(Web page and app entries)
·····
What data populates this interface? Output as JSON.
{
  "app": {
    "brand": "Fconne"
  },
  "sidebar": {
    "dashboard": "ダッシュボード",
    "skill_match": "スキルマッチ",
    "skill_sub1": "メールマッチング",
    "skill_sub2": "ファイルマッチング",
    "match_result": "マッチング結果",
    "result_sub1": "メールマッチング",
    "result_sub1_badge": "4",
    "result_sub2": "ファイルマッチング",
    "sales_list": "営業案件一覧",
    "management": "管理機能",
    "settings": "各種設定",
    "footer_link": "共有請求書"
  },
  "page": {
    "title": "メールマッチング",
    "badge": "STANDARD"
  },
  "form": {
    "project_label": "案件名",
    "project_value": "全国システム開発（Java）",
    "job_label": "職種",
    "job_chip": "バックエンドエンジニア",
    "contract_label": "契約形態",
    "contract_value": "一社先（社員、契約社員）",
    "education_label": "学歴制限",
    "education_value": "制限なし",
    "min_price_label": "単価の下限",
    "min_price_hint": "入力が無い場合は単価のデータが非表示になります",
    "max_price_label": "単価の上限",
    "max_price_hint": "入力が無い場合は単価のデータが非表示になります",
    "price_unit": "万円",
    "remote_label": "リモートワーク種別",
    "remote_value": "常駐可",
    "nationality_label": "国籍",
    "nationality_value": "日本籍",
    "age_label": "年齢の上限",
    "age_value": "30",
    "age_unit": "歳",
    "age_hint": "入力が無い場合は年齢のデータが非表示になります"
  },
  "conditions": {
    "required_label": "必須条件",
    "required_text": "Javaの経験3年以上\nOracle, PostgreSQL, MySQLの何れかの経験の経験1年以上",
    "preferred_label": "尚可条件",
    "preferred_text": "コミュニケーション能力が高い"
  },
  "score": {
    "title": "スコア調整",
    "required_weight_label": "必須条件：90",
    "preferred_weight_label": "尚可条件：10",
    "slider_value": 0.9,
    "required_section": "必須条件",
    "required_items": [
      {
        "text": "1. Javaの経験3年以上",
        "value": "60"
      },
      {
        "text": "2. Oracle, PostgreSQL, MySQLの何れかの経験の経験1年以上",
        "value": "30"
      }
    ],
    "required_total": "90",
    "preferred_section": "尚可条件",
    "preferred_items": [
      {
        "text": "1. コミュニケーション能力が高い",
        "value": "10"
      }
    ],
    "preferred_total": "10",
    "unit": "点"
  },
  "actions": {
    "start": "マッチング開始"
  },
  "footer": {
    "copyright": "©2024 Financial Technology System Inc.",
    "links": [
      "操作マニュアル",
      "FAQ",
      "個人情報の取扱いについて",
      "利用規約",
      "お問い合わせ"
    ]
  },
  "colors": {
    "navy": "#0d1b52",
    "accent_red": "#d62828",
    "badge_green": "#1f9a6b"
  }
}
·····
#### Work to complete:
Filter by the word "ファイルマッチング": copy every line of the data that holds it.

#### Result for this exercise:
    "skill_sub2": "ファイルマッチング",
    "result_sub2": "ファイルマッチング",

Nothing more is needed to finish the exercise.